“It gets really tough. You get used to playing the same songs for years and you get really comfortable. It almost never fails. We always set out to add some new songs to the set list, it sounds good when you pick em, but then you get in the rehearsal room and there are other songs that are better, sound better and go over better. We always change it around, but wind up keeping the songs that sound and feel better. It always makes it tough. When we do those shows when we decided to do two records back to back. It’s fun because we go in and learn them, usually a lot of songs we might rarely ever play. Those are really fun shows when you do it like that. This tour we are especially trying to play a lot of the current few records. The Gathering is one of Eric’s favorite ones. We did four songs from The Gathering for the DVD. Those ones always stand out. I still really enjoy singing those songs.”

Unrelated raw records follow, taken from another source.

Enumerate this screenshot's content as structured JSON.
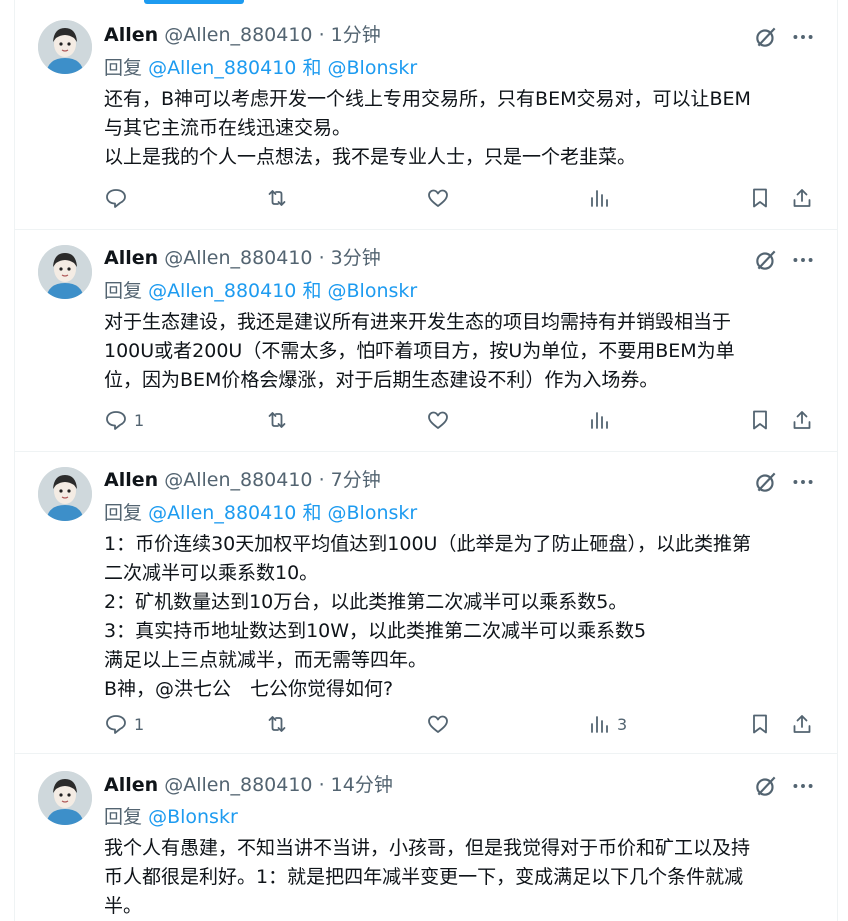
{
  "tweets": [
    {
      "name": "Allen",
      "handle": "@Allen_880410",
      "separator": "·",
      "time": "1分钟",
      "reply_prefix": "回复",
      "reply_to_1": "@Allen_880410",
      "reply_and": "和",
      "reply_to_2": "@Blonskr",
      "lines": [
        "还有，B神可以考虑开发一个线上专用交易所，只有BEM交易对，可以让BEM",
        "与其它主流币在线迅速交易。",
        "以上是我的个人一点想法，我不是专业人士，只是一个老韭菜。"
      ],
      "reply_count": "",
      "view_count": ""
    },
    {
      "name": "Allen",
      "handle": "@Allen_880410",
      "separator": "·",
      "time": "3分钟",
      "reply_prefix": "回复",
      "reply_to_1": "@Allen_880410",
      "reply_and": "和",
      "reply_to_2": "@Blonskr",
      "lines": [
        "对于生态建设，我还是建议所有进来开发生态的项目均需持有并销毁相当于",
        "100U或者200U（不需太多，怕吓着项目方，按U为单位，不要用BEM为单",
        "位，因为BEM价格会爆涨，对于后期生态建设不利）作为入场券。"
      ],
      "reply_count": "1",
      "view_count": ""
    },
    {
      "name": "Allen",
      "handle": "@Allen_880410",
      "separator": "·",
      "time": "7分钟",
      "reply_prefix": "回复",
      "reply_to_1": "@Allen_880410",
      "reply_and": "和",
      "reply_to_2": "@Blonskr",
      "lines": [
        "1：币价连续30天加权平均值达到100U（此举是为了防止砸盘），以此类推第",
        "二次减半可以乘系数10。",
        "2：矿机数量达到10万台，以此类推第二次减半可以乘系数5。",
        "3：真实持币地址数达到10W，以此类推第二次减半可以乘系数5",
        "满足以上三点就减半，而无需等四年。",
        "B神，@洪七公　七公你觉得如何?"
      ],
      "reply_count": "1",
      "view_count": "3"
    },
    {
      "name": "Allen",
      "handle": "@Allen_880410",
      "separator": "·",
      "time": "14分钟",
      "reply_prefix": "回复",
      "reply_to_1": "@Blonskr",
      "reply_and": "",
      "reply_to_2": "",
      "lines": [
        "我个人有愚建，不知当讲不当讲，小孩哥，但是我觉得对于币价和矿工以及持",
        "币人都很是利好。1：就是把四年减半变更一下，变成满足以下几个条件就减",
        "半。"
      ],
      "reply_count": "",
      "view_count": ""
    }
  ],
  "icons": {
    "grok": "grok-icon",
    "more": "more-icon",
    "reply": "reply-icon",
    "retweet": "retweet-icon",
    "like": "like-icon",
    "views": "views-icon",
    "bookmark": "bookmark-icon",
    "share": "share-icon"
  },
  "colors": {
    "link": "#1d9bf0",
    "secondary_text": "#536471",
    "primary_text": "#0f1419",
    "divider": "#eff3f4"
  }
}
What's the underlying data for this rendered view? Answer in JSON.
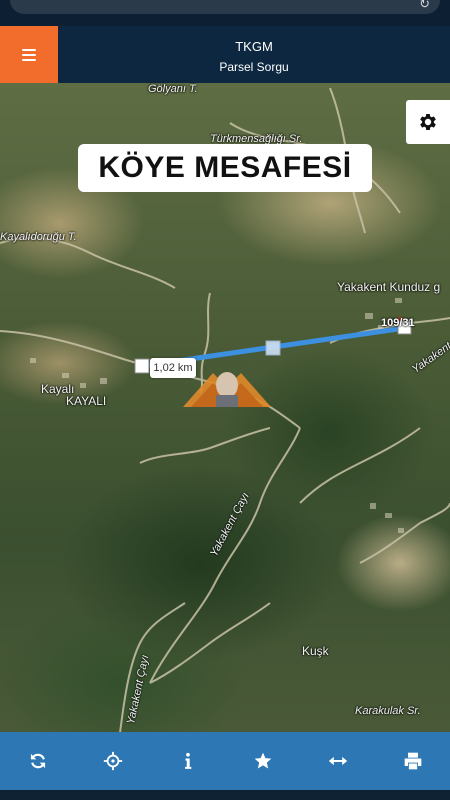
{
  "header": {
    "title": "TKGM",
    "subtitle": "Parsel Sorgu"
  },
  "icons": {
    "menu": "hamburger-icon",
    "settings": "gear-icon",
    "refresh": "refresh-icon",
    "locate": "crosshair-icon",
    "info": "info-icon",
    "favorite": "star-icon",
    "measure": "horizontal-arrows-icon",
    "print": "printer-icon"
  },
  "map": {
    "banner": "KÖYE MESAFESİ",
    "distance_label": "1,02 km",
    "parcel_label": "109/31",
    "place_labels": {
      "golyani": "Gölyanı T.",
      "turkmensagligi": "Türkmensağlığı Sr.",
      "kayalidorugu": "Kayalıdoruğu T.",
      "yakakent_kunduz": "Yakakent Kunduz g",
      "kayali": "Kayalı",
      "kayali_upper": "KAYALI",
      "yakakent_cayi": "Yakakent Çayı",
      "yakakent_cayi2": "Yakakent Çayı",
      "kusk": "Kuşk",
      "karakulak": "Karakulak Sr.",
      "yakakent_side": "Yakakent"
    },
    "measure_line_color": "#3d8fe0"
  },
  "colors": {
    "header_bg": "#0d2740",
    "menu_accent": "#f26d2b",
    "toolbar_bg": "#2c77b4"
  }
}
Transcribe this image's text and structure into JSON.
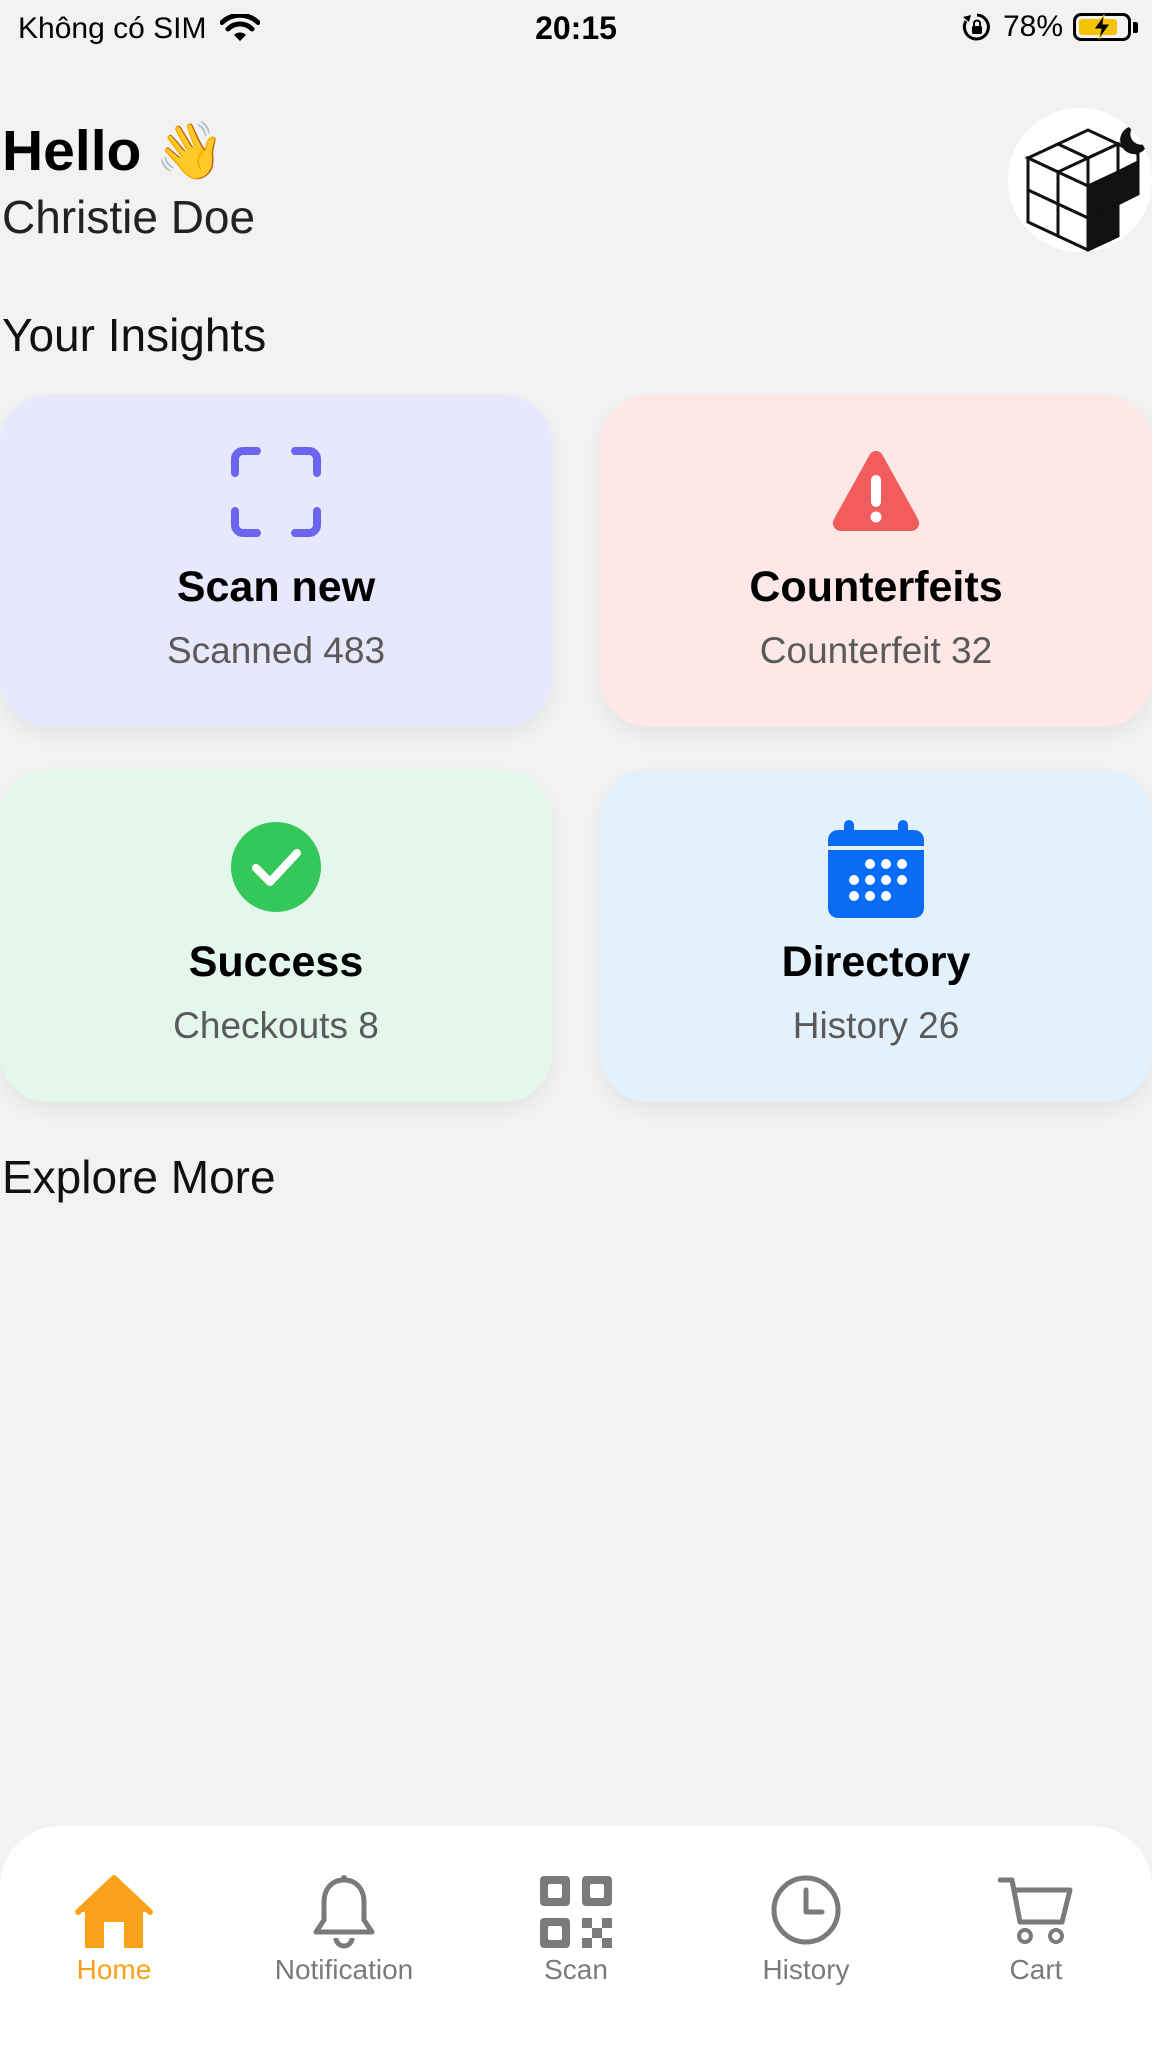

I asked Chuck with Gene in the band, about the possibility of bringing back some songs from Demonic.
“Well, that is what’s next. And Gene, he’s like “We should play some Demonic!” But we just haven’t. I imagine in the near future, next year when we have a new record, that is gonna be one of those records, we’ll say, we haven’t played anything live from in a while. I’d love to say “Let’s pick out ‘John Doe’ or something like that”. Sometimes it’s hard when you are not headlining and don’t get as much time. Especially for this Lamb of God tour, we have a forty minute set time, so we can’t really talk. How do we pick out six songs out of a hundred? We need to just hit it hard, and go.”
With this album cycle winding down, the band has no intention of slowing down. Since they have continuity working for them with the lineup for now, they have already plotted a course for their next recording:
“We start January 1st. We’re gonna take the first three or four months off to write to start off the year, and then get the album out by summer. We’re on a pretty good wave right now, so let’s not slow down. So let’s put together a new record and put ten new songs out there. Let’s keep it going! When everybody gets off the road, everybody does there own thing, and does what they enjoy too. Then we all come back together to do Testament stuff, it makes it all that much more special. We’re like “alright, we’re all back together!” I’m really happy to have Gene around too. I have Dublin Death Patrol (DDP), which is a lot of fun for me. You know, everyone in the band is busy, and I wanted to be busy too! So I wanted to do a record. It started out as just a bunch of friends. Me and “Zet” (Steve “Zetro” Souza) have been friends for a long time. And the rest of the guys are just my friends and it was just for fun, but now we’ve gotten a two records out of it.”
The finest track on Dark Roots of Earth, happened to be the single ‘Native Blood’. Not only is the song a catchy, melodic-thrash masterpiece, it is a battle cry of political activism for all indigenous Americans. Through the bands lyrics (‘Trail Of Tears’), and occasional stage shout outs, Chuck has always talked with pride about the role of his culture in his music and life. The ‘Native Blood’ video took 1st place at prestigious Native American Film Festival, and he reflected on the impact of the song/video:
“The message of the track totally came out exactly the way we wanted it. Up on the reservation where we shot it, it’s actually kind of funny when I go back. Last week I was back on the reservation. I was there for a festival and I went up there, helped out, and introduced the band, hung out. It was trippy because I used to go to the reservation all the time, and didn’t really have the acceptance. Now people are really recognizing me, and greeting me. People recognized me from the video, who would never really know about it from metal, like older people and grandmothers. It was cool! It was really rewarding for me that they got the message and dug the video. You didn’t have to be a metal fan to get the meaning of the video. That’s how I knew it worked.”
Keith (Keefy) Chachkes